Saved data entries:
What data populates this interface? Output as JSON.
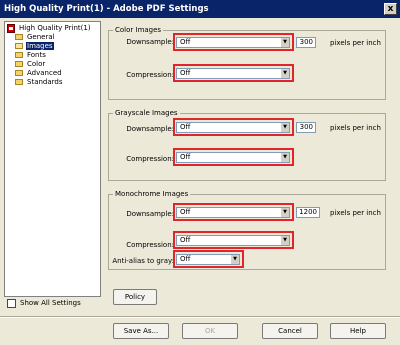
{
  "window": {
    "title": "High Quality Print(1) - Adobe PDF Settings",
    "close_glyph": "x"
  },
  "tree": {
    "root": "High Quality Print(1)",
    "items": [
      {
        "label": "General",
        "selected": false
      },
      {
        "label": "Images",
        "selected": true
      },
      {
        "label": "Fonts",
        "selected": false
      },
      {
        "label": "Color",
        "selected": false
      },
      {
        "label": "Advanced",
        "selected": false
      },
      {
        "label": "Standards",
        "selected": false
      }
    ]
  },
  "color_images": {
    "title": "Color Images",
    "downsample_label": "Downsample:",
    "downsample_value": "Off",
    "ppi_value": "300",
    "ppi_unit": "pixels per inch",
    "compression_label": "Compression:",
    "compression_value": "Off"
  },
  "grayscale_images": {
    "title": "Grayscale Images",
    "downsample_label": "Downsample:",
    "downsample_value": "Off",
    "ppi_value": "300",
    "ppi_unit": "pixels per inch",
    "compression_label": "Compression:",
    "compression_value": "Off"
  },
  "monochrome_images": {
    "title": "Monochrome Images",
    "downsample_label": "Downsample:",
    "downsample_value": "Off",
    "ppi_value": "1200",
    "ppi_unit": "pixels per inch",
    "compression_label": "Compression:",
    "compression_value": "Off",
    "antialias_label": "Anti-alias to gray:",
    "antialias_value": "Off"
  },
  "show_all_settings": {
    "label": "Show All Settings",
    "checked": false
  },
  "buttons": {
    "policy": "Policy",
    "save_as": "Save As...",
    "ok": "OK",
    "cancel": "Cancel",
    "help": "Help"
  },
  "colors": {
    "titlebar": "#0a246a",
    "highlight_box": "#e0262b",
    "dialog_bg": "#ece9d8"
  },
  "icons": {
    "dropdown": "chevron-down-icon",
    "root": "pdf-settings-icon",
    "folder": "folder-icon"
  }
}
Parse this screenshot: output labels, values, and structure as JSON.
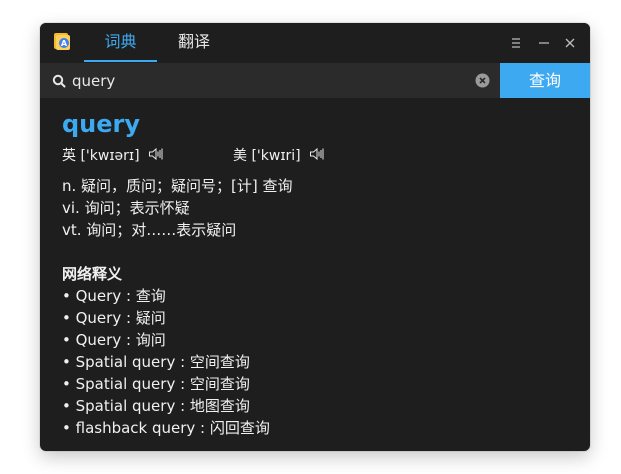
{
  "titlebar": {
    "tabs": [
      {
        "label": "词典",
        "active": true
      },
      {
        "label": "翻译",
        "active": false
      }
    ]
  },
  "search": {
    "value": "query",
    "button_label": "查询"
  },
  "entry": {
    "word": "query",
    "phonetics": {
      "uk": {
        "label": "英",
        "ipa": "['kwɪərɪ]"
      },
      "us": {
        "label": "美",
        "ipa": "['kwɪri]"
      }
    },
    "definitions": [
      "n. 疑问，质问；疑问号；[计] 查询",
      "vi. 询问；表示怀疑",
      "vt. 询问；对……表示疑问"
    ],
    "web_title": "网络释义",
    "web_items": [
      "• Query : 查询",
      "• Query : 疑问",
      "• Query : 询问",
      "• Spatial query : 空间查询",
      "• Spatial query : 空间查询",
      "• Spatial query : 地图查询",
      "• flashback query : 闪回查询"
    ]
  },
  "colors": {
    "accent": "#3da9f0",
    "window_bg": "#1e1e1e",
    "searchbar_bg": "#2b2b2b",
    "text": "#f0f0f0"
  },
  "icons": {
    "app": "dictionary-app-icon",
    "search": "search-icon",
    "clear": "clear-icon",
    "speaker": "speaker-icon",
    "menu": "menu-icon",
    "minimize": "minimize-icon",
    "close": "close-icon"
  }
}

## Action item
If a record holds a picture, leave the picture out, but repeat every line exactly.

## Exercise response
What data populates this interface? Output as JSON.
{
  "window": {
    "title": "High Quality Print(1) - Adobe PDF Settings",
    "close_glyph": "x"
  },
  "tree": {
    "root": "High Quality Print(1)",
    "items": [
      {
        "label": "General",
        "selected": false
      },
      {
        "label": "Images",
        "selected": true
      },
      {
        "label": "Fonts",
        "selected": false
      },
      {
        "label": "Color",
        "selected": false
      },
      {
        "label": "Advanced",
        "selected": false
      },
      {
        "label": "Standards",
        "selected": false
      }
    ]
  },
  "color_images": {
    "title": "Color Images",
    "downsample_label": "Downsample:",
    "downsample_value": "Off",
    "ppi_value": "300",
    "ppi_unit": "pixels per inch",
    "compression_label": "Compression:",
    "compression_value": "Off"
  },
  "grayscale_images": {
    "title": "Grayscale Images",
    "downsample_label": "Downsample:",
    "downsample_value": "Off",
    "ppi_value": "300",
    "ppi_unit": "pixels per inch",
    "compression_label": "Compression:",
    "compression_value": "Off"
  },
  "monochrome_images": {
    "title": "Monochrome Images",
    "downsample_label": "Downsample:",
    "downsample_value": "Off",
    "ppi_value": "1200",
    "ppi_unit": "pixels per inch",
    "compression_label": "Compression:",
    "compression_value": "Off",
    "antialias_label": "Anti-alias to gray:",
    "antialias_value": "Off"
  },
  "show_all_settings": {
    "label": "Show All Settings",
    "checked": false
  },
  "buttons": {
    "policy": "Policy",
    "save_as": "Save As...",
    "ok": "OK",
    "cancel": "Cancel",
    "help": "Help"
  },
  "colors": {
    "titlebar": "#0a246a",
    "highlight_box": "#e0262b",
    "dialog_bg": "#ece9d8"
  },
  "icons": {
    "dropdown": "chevron-down-icon",
    "root": "pdf-settings-icon",
    "folder": "folder-icon"
  }
}
Parse this screenshot: output labels, values, and structure as JSON.
{
  "titlebar": {
    "tabs": [
      {
        "label": "词典",
        "active": true
      },
      {
        "label": "翻译",
        "active": false
      }
    ]
  },
  "search": {
    "value": "query",
    "button_label": "查询"
  },
  "entry": {
    "word": "query",
    "phonetics": {
      "uk": {
        "label": "英",
        "ipa": "['kwɪərɪ]"
      },
      "us": {
        "label": "美",
        "ipa": "['kwɪri]"
      }
    },
    "definitions": [
      "n. 疑问，质问；疑问号；[计] 查询",
      "vi. 询问；表示怀疑",
      "vt. 询问；对……表示疑问"
    ],
    "web_title": "网络释义",
    "web_items": [
      "• Query : 查询",
      "• Query : 疑问",
      "• Query : 询问",
      "• Spatial query : 空间查询",
      "• Spatial query : 空间查询",
      "• Spatial query : 地图查询",
      "• flashback query : 闪回查询"
    ]
  },
  "colors": {
    "accent": "#3da9f0",
    "window_bg": "#1e1e1e",
    "searchbar_bg": "#2b2b2b",
    "text": "#f0f0f0"
  },
  "icons": {
    "app": "dictionary-app-icon",
    "search": "search-icon",
    "clear": "clear-icon",
    "speaker": "speaker-icon",
    "menu": "menu-icon",
    "minimize": "minimize-icon",
    "close": "close-icon"
  }
}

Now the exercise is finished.